Is the Diamond Industry a Marketing Scam?

Is the Diamond Industry a Marketing Scam?

Diamonds have been captivating the hearts of people for centuries, as these precious stones have come to symbolize love, luxury, and status. However, have you ever heard someone tell you that diamonds aren’t actually rare and that their value is principally in the public’s perception? This growing discourse suggests that the diamond industry is a marketing scam, a claim that beckons a closer look into the realities behind the diamond market. Learn the facts for yourself below.

Are Diamonds Actually Rare?

Like any other gem, natural diamonds do have inherent rarity and value. Diamonds take time to form and require intense efforts for extraction. It’s also true that people used to not have access to a huge diamond supply like we do today, increasing diamonds’ rarity.

However, the discovery and exploitation of vast mines in South Africa in the late 1800s promptly changed the situation. Today, the perceived scarcity of diamonds is a subject of contention. While they are not as omnipresent as some minerals, diamonds are more abundant than the industry would have us believe. In fact, a few large companies hold the majority of diamond mines, instrumentation, and distribution, effectively manipulating the market and sustaining the illusion of rarity.

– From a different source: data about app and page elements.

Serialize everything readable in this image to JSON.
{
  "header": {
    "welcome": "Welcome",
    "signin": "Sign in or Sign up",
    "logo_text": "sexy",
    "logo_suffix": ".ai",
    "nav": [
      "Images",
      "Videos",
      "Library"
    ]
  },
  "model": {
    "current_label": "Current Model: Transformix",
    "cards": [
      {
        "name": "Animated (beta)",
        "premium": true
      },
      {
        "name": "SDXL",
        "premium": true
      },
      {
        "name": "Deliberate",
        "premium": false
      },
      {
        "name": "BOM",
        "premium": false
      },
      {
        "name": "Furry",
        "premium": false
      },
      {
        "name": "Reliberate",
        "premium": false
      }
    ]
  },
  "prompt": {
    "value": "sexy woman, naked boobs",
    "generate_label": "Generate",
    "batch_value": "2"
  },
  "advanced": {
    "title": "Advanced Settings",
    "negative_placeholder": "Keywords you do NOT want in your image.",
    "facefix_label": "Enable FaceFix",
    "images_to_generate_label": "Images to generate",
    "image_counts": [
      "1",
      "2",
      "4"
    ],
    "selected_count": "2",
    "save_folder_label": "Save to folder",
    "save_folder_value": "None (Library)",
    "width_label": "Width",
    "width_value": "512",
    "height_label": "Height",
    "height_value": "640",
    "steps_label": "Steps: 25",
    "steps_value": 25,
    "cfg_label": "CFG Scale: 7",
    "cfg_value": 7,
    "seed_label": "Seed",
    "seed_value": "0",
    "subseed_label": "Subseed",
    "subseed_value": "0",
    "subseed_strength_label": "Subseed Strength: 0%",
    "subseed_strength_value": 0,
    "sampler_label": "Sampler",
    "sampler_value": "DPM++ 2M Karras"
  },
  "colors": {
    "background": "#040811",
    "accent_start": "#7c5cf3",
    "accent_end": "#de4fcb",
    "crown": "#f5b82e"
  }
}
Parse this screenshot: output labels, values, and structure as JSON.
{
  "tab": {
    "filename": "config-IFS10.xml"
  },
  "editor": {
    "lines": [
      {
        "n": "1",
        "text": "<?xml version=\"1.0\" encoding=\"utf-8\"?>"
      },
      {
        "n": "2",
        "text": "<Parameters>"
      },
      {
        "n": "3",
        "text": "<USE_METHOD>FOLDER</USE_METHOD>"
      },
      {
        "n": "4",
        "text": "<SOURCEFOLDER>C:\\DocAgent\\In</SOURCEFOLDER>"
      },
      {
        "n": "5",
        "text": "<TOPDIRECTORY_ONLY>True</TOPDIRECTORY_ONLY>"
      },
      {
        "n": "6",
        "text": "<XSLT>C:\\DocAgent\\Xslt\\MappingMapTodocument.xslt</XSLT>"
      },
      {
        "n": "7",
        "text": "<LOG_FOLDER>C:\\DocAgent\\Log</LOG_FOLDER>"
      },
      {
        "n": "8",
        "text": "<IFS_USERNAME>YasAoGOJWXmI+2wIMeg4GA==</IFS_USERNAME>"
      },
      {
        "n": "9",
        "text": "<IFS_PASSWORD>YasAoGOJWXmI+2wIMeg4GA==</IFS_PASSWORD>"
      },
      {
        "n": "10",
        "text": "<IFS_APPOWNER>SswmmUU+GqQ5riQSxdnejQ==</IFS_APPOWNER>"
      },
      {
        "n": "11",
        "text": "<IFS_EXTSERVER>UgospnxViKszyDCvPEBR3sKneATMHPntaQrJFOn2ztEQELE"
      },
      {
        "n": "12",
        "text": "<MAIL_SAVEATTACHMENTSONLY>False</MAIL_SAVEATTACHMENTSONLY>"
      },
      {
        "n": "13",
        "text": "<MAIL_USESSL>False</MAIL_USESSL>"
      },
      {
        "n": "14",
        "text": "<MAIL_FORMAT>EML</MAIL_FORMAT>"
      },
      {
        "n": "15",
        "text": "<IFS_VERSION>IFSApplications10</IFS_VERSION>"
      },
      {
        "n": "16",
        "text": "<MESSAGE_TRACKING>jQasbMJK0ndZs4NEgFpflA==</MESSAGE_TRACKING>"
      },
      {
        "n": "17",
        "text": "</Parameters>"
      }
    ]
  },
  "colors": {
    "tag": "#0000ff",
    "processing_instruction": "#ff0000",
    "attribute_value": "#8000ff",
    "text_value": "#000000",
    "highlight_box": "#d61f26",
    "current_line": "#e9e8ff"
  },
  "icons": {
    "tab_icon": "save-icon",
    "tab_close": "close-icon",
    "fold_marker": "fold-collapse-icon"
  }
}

The Role of Marketing in Diamonds’ Perceived Value

Marketing strategies are central to how diamonds became part and parcel of the fabric of romance and commitment. The 20th century saw the De Beers company launch a campaign that would forever change the public’s view of diamonds. With the slogan “a diamond is forever,’ the company tied the gem to the concept of eternal love, insinuating that the worth of romantic gestures depends on the size and sparkle of a diamond.

This narrative played a pivotal role in inflating the diamonds’ value; it has been so ingrained in our culture that the mere mention of engagement rings conjures images of dazzling diamonds. Likewise, for many people, diamonds are the most romantic anniversary gifts. Today, the idea persists: if you want to show your love how much you care, show them a diamond.

What Consumers Can Do

The diamond industry might be more sparkle than substance, but consumers have the power to influence change. First and foremost, understanding the true rarity, value, and origins of these stones can empower consumers to make informed decisions. Another approach is to explore alternative stones—gems that are just as beautiful and often more unique than the traditional diamond. Even if you have your heart set on a diamond, there are many benefits of lab-grown diamonds, two of which being their affordability and independence from mining control. Finally, no matter what stones you choose to represent your love, ethical sourcing and transparency are essential to consider. Choose transparent jewelers that allow consumers to support fair and sustainable practices.

Though diamonds are undeniably beautiful gems with inherent value, the diamond industry is a marketing scam in many respects. Now that you’re informed, you can redefine what precious means to you and how you want to symbolize your love—even if it’s with a diamond!